I participated with a group of teenagers this afternoon in an exercise to claim shared values for work together. A dozen high school students and a few adults passed a stick around a circle, naming values in turn. The framing question was, “What value do you want our work to embody?”
I said, “Joy.”
[I’m not part of this group’s work. I asked to come and observe, and I was invited to participate in this exercise. So I said something.]
Around we went for several minutes until the list was approaching 20 items. The facilitator then introduced an objection round where anyone could take issue with any of the values that had been identified.
Only one was.
The objection to pursuing joy as a value is that you can do good work and not be joyful. Other values on the list are more important, like honesty. If you’re having a horrible day and can’t find an ounce of joy, you can still do honest work. You can still do hard work, responsible work. You don’t need joy.
Positivity maybe. That’s the alternative the group chose. Positivity is a bloody-lipped smile. It’s an attitude. Positivity is the up-kept chin in a hailstorm.
Joy got the axe.
But joy is a value.
Of all the values statements I’ve had to write, one stuck with me, because it required me to present the value as a sentence, and it insisted the sentence be explicit enough that it would require saying “no” to certain opportunities. In practice it’s the difference between saying, “I value collaboration” (which you can say anywhere) and saying, “I want to work in close partnership with people who care about the things I care about” (which you can’t say everywhere).
So here’s my flag planted for joy:
Joyful work–work that brings me joy and allows me to bring joy to others–is the only work I want to do. It doesn’t have to be joyful every day (I am a pastor blogging during Holy Week). But if it isn’t bringing me any joy today, and I can’t remember the last time it brought me any joy, and I can’t imagine it bringing me at least some joy tomorrow, a down payment til next week, I won’t do it–either the work is bankrupt or I am.

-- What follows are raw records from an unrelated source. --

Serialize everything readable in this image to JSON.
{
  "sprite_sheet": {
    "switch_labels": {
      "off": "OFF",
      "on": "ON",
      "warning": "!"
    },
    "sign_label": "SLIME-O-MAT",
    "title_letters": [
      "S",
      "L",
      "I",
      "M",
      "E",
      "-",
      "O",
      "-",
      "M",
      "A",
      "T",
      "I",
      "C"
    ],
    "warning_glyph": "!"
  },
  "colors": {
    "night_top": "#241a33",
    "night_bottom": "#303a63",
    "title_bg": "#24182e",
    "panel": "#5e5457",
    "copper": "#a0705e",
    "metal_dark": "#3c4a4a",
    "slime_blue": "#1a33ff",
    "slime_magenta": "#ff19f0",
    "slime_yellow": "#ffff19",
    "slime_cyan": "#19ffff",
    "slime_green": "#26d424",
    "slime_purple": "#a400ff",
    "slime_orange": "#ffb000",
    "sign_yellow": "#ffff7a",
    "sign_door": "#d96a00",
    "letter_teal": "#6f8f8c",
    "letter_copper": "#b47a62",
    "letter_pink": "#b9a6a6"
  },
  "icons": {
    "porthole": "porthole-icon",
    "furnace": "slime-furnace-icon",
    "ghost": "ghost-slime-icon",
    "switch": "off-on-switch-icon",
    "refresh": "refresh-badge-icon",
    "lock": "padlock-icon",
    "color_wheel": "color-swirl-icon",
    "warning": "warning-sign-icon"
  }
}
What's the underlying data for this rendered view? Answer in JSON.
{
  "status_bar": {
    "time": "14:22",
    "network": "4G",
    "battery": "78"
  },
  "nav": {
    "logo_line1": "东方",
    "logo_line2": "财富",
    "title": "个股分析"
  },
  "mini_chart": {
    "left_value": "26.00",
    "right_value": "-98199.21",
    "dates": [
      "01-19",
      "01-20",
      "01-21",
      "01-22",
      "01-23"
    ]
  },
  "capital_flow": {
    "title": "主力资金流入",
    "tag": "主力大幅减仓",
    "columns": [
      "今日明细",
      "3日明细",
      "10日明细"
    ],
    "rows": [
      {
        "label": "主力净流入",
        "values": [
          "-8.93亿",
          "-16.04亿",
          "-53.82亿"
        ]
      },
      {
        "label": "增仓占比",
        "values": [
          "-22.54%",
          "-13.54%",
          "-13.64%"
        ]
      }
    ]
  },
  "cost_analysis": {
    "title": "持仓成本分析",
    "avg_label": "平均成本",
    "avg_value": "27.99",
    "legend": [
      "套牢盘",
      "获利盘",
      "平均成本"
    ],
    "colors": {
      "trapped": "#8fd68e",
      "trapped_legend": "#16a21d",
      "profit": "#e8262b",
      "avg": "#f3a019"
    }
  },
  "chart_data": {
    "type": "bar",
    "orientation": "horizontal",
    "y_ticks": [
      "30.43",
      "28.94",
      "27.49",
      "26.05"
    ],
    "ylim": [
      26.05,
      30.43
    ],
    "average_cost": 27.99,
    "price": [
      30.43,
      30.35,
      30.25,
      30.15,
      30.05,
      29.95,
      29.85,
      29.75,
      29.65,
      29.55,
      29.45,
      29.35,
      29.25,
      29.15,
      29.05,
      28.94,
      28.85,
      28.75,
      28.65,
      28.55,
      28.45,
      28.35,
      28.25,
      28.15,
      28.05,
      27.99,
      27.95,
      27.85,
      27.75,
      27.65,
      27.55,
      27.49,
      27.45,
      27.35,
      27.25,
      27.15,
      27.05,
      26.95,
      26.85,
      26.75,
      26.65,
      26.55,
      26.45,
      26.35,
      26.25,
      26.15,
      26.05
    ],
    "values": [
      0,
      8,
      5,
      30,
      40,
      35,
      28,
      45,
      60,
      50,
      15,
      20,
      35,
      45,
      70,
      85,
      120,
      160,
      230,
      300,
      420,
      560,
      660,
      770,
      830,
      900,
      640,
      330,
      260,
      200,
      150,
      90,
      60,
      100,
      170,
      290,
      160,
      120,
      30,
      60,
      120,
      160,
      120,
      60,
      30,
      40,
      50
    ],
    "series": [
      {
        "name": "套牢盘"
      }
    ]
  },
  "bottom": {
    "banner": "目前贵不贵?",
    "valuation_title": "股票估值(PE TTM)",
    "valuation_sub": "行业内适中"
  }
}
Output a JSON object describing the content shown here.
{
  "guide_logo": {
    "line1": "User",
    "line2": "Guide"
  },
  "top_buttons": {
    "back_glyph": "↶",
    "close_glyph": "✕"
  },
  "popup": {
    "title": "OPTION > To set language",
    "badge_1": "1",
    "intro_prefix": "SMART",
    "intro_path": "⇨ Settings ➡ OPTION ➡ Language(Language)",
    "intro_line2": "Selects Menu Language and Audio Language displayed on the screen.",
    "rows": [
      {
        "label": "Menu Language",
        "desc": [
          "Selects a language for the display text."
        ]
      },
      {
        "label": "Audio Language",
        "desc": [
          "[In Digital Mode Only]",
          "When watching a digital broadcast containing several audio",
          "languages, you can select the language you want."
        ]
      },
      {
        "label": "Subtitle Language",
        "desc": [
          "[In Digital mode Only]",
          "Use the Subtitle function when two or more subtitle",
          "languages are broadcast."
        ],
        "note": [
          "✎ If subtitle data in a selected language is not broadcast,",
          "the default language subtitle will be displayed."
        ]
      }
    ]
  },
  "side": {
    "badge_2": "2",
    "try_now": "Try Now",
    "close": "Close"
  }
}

Of course, depression.
Of course, privilege.
Of course, necessity.
I’m just saying that insofar as circumstances are within my influence I’m choosing work where I can receive and share joy.